Region VII Vice President Candidate
Fred J. Sebastian, CSP, CHSP
Fred J. Sebastian, CSP, CHSP, is vice president and director of loss prevention for Neace Lukens, Louisville, KY. He oversees the firm’s corporate Loss Prevention Department providing risk management, safety and health consultation to the firm’s clients. Fred has more than 31 years’ experience in the safety field. Prior to joining Neace Lukens, he was the manager of loss prevention for Acordia in Cincinnati, OH. He holds a B.S. in Education from
the University of Cincinnati.
An ASSE member since 1991, he has held the office of president in the Southwest Ohio Chapter. During his term as president (2007-10), the chapter received the Chapter Star Award twice. Fred’s Region VII service includes one term as deputy regional vice president (2009-10), chair of the
region’s Financial Audit Committee and webmaster.
As a master-level holder for CHSP, Fred is an authorized instructor for CHSP preparation classes and certification
exam proctor for the designation.
I never cease to be amazed at extreme diversity of the safety profession. The range of applications by industry (Construction, Manufacturing, Commercial, Transportation, Insurance…), or discipline (Fire Safety, Employee Safety, Auto Safety, Risk Management…) are vast. During my 32 years as a professional member of ASSE I have been exposed to many of the variations, but not nearly all of them. So how does a single entity provide value to every individual in such a diverse population?

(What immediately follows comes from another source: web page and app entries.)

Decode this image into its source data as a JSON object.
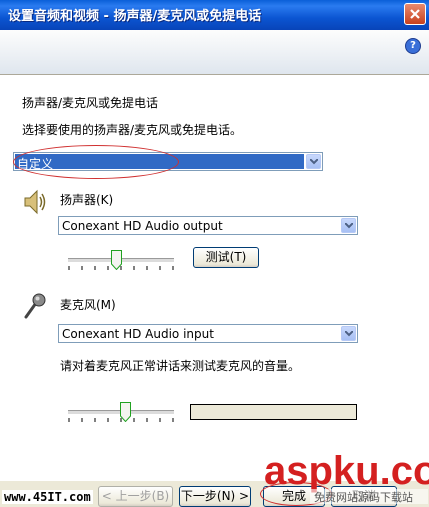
{
  "window": {
    "title": "设置音频和视频 - 扬声器/麦克风或免提电话"
  },
  "page": {
    "heading": "扬声器/麦克风或免提电话",
    "instruction": "选择要使用的扬声器/麦克风或免提电话。",
    "preset": {
      "value": "自定义"
    },
    "speaker": {
      "label": "扬声器(K)",
      "device": "Conexant HD Audio output",
      "test_button": "测试(T)",
      "volume_level": 0.45
    },
    "microphone": {
      "label": "麦克风(M)",
      "device": "Conexant HD Audio input",
      "hint": "请对着麦克风正常讲话来测试麦克风的音量。",
      "volume_level": 0.55,
      "input_level": 0
    }
  },
  "footer": {
    "back": "< 上一步(B)",
    "next": "下一步(N) >",
    "finish": "完成",
    "cancel": "取消"
  },
  "watermarks": {
    "left": "www.45IT.com",
    "right_logo": "aspku.com",
    "right_caption": "免费网站源码下载站"
  },
  "colors": {
    "titlebar": "#0b55d2",
    "selection": "#316ac5",
    "annotation_ellipse": "#d03030"
  },
  "icons": [
    "close-icon",
    "help-icon",
    "speaker-icon",
    "microphone-icon",
    "chevron-down-icon"
  ]
}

I believe the Society must allow and provide for the diversity of its members. Just as all politics are local, so is the makeup of the membership groups, whether it be in the chapters or regions. The structure of the Society supports this concept. The local chapters determine the needs of the local members, and the Society provides technical and administrative support.
The basic tenets of promoting the profession, promoting safety, and bringing value to the members of the Society require it. By providing opportunities to the members to promote the profession through community outreach programs, student chapters, and scholarships the Society brings value to its members and promotes the profession.
Developing the leadership skills in the number of individuals needed to keep it local, providing the administrative support to make it efficient, and giving the direction to maintain the focus on the objectives of the Society requires a well-organized support structure at the regional level to bridge the gap from the 35,000 member level to the 50 or 100 or 200 member local level.